**BRIEF**
From the entries below, pull out each line where "Ukrainer" appears.

**EXTRACTED MATERIAL**
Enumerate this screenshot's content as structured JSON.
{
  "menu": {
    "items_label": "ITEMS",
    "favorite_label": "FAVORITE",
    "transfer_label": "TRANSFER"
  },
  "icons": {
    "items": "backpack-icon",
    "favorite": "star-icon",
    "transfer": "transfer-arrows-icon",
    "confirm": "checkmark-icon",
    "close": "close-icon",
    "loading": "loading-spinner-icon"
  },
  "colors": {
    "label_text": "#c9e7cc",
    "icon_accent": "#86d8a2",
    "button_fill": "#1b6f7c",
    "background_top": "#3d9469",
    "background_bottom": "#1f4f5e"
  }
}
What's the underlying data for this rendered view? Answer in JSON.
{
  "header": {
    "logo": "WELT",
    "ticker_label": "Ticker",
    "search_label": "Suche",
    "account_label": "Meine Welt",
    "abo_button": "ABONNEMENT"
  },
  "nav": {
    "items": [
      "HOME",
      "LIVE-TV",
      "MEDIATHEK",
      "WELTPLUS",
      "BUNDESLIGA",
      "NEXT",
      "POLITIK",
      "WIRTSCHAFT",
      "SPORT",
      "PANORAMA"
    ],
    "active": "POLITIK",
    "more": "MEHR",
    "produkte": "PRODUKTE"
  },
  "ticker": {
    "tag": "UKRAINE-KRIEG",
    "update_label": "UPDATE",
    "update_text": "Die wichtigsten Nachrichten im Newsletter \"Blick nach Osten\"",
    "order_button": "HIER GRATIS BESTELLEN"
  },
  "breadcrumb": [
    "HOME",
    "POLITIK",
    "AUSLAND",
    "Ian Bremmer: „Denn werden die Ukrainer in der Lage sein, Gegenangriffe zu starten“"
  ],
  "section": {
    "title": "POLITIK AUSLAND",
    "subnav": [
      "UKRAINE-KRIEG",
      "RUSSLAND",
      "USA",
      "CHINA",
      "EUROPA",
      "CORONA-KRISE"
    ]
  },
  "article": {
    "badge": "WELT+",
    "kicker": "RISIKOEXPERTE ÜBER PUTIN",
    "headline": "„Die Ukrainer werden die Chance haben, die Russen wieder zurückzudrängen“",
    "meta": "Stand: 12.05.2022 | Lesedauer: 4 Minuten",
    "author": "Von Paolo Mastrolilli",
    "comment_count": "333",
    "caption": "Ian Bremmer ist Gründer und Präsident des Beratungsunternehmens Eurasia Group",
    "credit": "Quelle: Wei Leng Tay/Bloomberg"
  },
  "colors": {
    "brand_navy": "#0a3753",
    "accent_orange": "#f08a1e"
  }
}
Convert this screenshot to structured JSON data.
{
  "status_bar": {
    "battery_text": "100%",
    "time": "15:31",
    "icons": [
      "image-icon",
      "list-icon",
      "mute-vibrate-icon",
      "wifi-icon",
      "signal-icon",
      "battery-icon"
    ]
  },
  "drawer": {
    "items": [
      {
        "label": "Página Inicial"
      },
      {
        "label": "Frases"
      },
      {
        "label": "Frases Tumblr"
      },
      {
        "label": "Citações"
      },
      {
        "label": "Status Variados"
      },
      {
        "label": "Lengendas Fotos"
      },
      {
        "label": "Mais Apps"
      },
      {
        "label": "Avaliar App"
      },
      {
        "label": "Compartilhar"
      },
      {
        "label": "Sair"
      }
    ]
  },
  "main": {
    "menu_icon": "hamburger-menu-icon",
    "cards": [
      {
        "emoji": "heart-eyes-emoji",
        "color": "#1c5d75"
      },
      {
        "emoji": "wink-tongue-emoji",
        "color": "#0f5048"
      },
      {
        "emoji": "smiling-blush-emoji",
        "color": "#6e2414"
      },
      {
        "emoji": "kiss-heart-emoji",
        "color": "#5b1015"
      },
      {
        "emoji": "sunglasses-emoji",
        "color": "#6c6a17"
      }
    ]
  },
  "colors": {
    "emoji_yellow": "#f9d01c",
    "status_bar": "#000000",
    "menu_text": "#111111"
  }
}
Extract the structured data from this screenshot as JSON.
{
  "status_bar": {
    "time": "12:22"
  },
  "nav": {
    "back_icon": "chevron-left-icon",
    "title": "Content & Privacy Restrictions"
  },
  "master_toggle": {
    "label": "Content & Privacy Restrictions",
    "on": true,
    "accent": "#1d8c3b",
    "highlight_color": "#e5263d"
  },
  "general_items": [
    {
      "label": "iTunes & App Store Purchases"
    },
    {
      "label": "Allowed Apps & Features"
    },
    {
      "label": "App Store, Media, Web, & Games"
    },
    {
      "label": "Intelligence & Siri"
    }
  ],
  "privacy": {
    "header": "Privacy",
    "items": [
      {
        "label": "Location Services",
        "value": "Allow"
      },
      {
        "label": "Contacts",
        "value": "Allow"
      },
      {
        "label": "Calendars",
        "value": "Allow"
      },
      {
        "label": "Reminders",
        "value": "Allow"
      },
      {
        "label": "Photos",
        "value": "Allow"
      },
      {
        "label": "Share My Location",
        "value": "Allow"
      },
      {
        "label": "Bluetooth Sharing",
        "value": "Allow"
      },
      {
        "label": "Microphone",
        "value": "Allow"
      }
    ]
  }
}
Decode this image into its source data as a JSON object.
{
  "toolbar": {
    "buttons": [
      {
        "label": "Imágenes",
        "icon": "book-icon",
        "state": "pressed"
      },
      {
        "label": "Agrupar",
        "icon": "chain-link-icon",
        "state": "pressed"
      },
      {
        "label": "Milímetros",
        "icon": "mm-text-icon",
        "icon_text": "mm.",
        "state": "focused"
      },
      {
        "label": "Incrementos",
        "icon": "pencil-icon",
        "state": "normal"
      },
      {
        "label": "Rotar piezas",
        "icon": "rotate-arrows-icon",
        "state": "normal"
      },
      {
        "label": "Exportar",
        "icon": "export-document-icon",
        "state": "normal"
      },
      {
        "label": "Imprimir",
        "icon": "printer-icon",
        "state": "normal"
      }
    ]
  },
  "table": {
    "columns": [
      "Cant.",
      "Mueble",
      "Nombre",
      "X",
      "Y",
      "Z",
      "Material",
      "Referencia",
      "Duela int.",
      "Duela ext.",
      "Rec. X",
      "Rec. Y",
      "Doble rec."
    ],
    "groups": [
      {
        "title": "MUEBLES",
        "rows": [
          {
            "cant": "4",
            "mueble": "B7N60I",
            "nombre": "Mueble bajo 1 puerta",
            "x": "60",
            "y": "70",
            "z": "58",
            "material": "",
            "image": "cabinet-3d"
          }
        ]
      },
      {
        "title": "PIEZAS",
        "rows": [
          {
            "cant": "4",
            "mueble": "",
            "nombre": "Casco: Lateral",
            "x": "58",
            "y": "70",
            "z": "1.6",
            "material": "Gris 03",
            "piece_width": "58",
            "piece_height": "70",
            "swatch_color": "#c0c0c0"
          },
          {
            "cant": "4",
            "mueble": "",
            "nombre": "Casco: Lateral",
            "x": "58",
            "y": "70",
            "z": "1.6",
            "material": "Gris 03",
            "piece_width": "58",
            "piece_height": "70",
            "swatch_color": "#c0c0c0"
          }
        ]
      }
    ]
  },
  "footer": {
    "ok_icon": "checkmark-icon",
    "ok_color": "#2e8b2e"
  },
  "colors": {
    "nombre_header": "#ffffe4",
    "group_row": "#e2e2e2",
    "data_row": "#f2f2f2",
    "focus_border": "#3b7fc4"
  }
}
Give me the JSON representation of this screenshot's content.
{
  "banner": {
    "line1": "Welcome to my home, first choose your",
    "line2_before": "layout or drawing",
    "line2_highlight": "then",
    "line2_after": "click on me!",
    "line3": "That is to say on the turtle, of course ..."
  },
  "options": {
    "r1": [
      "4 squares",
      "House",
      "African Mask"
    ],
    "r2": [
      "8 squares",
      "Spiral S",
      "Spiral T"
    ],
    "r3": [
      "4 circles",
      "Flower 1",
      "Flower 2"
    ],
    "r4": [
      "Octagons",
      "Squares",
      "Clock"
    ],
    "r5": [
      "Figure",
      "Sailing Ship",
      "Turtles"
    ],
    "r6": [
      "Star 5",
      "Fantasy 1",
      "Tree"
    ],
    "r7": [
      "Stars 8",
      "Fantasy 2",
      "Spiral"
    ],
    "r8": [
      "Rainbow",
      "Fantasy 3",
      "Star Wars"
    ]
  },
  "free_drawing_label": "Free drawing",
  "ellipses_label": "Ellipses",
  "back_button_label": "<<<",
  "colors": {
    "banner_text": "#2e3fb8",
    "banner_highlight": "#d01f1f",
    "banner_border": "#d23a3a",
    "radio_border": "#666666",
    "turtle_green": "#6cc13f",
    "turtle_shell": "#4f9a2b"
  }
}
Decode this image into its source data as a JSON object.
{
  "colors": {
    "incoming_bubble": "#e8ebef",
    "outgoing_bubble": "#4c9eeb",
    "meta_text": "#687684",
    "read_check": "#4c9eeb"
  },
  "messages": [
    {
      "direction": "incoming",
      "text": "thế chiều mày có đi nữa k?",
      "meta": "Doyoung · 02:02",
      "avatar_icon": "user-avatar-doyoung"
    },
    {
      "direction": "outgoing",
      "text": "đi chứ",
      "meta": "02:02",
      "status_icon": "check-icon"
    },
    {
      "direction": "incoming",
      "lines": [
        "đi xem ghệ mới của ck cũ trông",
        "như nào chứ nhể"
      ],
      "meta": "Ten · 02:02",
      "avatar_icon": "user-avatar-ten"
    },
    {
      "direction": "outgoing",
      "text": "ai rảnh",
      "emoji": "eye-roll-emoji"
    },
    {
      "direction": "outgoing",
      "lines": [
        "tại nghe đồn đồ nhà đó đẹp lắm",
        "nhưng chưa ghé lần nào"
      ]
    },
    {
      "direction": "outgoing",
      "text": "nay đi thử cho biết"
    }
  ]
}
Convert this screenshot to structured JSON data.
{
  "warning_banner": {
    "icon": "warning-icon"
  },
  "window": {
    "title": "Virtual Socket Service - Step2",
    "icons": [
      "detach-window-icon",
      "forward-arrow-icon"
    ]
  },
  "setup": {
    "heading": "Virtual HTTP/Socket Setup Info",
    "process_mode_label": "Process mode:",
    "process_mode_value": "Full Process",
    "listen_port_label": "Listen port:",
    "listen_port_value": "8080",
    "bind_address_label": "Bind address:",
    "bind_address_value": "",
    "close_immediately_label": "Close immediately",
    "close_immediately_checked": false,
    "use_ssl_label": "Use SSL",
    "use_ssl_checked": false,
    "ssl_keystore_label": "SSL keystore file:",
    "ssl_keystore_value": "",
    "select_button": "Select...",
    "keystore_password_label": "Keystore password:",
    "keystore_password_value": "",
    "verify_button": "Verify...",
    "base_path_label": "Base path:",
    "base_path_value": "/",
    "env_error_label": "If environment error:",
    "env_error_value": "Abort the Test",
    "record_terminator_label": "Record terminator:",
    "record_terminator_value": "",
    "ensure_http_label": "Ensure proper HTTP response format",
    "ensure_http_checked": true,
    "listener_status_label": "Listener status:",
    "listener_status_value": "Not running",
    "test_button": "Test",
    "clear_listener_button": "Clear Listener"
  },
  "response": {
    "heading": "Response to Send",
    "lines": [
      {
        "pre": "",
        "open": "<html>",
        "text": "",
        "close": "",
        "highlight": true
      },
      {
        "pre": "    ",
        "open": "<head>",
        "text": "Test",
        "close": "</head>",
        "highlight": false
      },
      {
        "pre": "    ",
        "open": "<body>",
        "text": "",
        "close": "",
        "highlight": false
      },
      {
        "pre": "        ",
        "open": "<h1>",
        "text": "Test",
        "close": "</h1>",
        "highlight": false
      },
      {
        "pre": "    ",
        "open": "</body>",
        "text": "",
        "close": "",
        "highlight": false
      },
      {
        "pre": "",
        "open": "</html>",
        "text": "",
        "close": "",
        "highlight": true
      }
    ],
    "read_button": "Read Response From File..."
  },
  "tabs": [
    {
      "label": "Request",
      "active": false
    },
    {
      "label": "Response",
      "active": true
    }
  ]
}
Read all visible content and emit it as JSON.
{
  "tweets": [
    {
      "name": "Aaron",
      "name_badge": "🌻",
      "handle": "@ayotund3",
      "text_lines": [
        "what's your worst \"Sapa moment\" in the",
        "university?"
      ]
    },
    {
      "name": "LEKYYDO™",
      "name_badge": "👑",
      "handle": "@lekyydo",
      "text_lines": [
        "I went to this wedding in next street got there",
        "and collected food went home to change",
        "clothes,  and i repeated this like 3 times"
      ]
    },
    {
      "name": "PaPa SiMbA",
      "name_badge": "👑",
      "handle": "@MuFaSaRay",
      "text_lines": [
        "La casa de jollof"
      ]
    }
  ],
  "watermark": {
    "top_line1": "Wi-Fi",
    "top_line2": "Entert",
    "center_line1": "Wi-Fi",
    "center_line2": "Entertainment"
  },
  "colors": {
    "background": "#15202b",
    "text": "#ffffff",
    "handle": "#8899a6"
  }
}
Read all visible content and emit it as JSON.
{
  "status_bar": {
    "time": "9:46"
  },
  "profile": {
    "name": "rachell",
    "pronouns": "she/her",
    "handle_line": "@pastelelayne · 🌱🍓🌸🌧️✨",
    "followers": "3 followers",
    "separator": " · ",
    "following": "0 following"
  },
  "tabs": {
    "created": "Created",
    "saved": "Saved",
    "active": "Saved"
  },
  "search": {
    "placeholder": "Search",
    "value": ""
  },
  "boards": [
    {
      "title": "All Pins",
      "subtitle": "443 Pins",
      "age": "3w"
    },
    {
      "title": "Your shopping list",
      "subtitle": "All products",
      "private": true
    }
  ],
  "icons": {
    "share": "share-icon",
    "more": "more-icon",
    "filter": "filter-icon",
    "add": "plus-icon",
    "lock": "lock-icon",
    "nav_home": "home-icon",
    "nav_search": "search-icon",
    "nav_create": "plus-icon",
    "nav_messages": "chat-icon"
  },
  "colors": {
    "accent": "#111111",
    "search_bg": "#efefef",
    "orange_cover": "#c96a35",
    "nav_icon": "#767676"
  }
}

**YOUR RESPONSE**
    "Ian Bremmer: „Denn werden die Ukrainer in der Lage sein, Gegenangriffe zu starten“"
    "headline": "„Die Ukrainer werden die Chance haben, die Russen wieder zurückzudrängen“",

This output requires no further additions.